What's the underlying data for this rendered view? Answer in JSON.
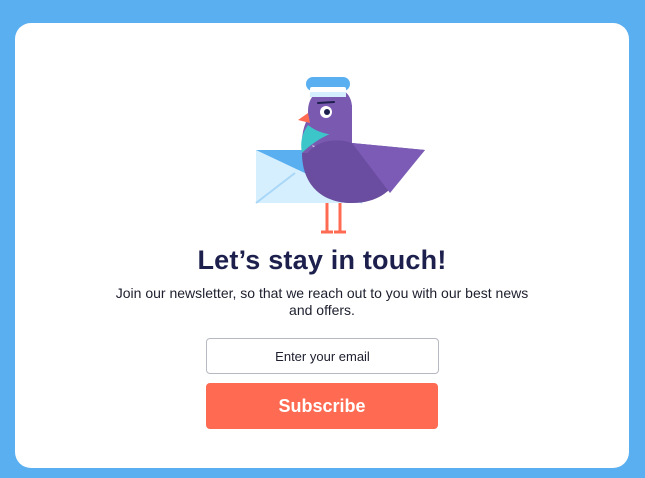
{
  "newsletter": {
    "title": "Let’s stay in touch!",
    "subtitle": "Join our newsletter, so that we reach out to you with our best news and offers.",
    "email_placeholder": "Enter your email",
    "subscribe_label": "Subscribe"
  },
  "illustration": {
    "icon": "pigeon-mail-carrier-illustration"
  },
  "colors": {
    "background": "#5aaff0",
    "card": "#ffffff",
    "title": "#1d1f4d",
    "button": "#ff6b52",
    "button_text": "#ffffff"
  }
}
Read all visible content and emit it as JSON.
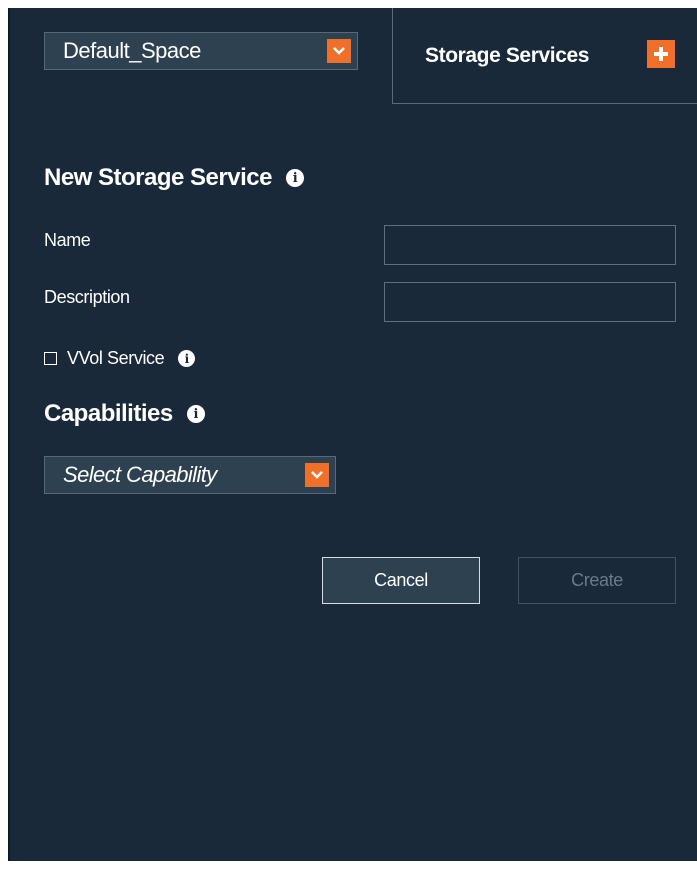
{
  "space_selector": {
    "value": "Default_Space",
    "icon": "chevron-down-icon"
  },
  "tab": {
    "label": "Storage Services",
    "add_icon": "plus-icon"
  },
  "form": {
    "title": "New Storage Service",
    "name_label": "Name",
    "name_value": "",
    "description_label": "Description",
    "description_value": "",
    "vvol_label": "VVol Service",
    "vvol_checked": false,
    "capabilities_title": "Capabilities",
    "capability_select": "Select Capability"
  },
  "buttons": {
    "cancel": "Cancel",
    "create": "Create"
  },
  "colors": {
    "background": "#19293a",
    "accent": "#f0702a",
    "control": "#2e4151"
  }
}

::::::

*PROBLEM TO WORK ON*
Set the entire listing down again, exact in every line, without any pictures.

*SOLUTION TO THIS PROBLEM*
What's the underlying data for this rendered view? Answer in JSON.
{
  "newsletter": {
    "title": "Let’s stay in touch!",
    "subtitle": "Join our newsletter, so that we reach out to you with our best news and offers.",
    "email_placeholder": "Enter your email",
    "subscribe_label": "Subscribe"
  },
  "illustration": {
    "icon": "pigeon-mail-carrier-illustration"
  },
  "colors": {
    "background": "#5aaff0",
    "card": "#ffffff",
    "title": "#1d1f4d",
    "button": "#ff6b52",
    "button_text": "#ffffff"
  }
}
Read all visible content and emit it as JSON.
{
  "space_selector": {
    "value": "Default_Space",
    "icon": "chevron-down-icon"
  },
  "tab": {
    "label": "Storage Services",
    "add_icon": "plus-icon"
  },
  "form": {
    "title": "New Storage Service",
    "name_label": "Name",
    "name_value": "",
    "description_label": "Description",
    "description_value": "",
    "vvol_label": "VVol Service",
    "vvol_checked": false,
    "capabilities_title": "Capabilities",
    "capability_select": "Select Capability"
  },
  "buttons": {
    "cancel": "Cancel",
    "create": "Create"
  },
  "colors": {
    "background": "#19293a",
    "accent": "#f0702a",
    "control": "#2e4151"
  }
}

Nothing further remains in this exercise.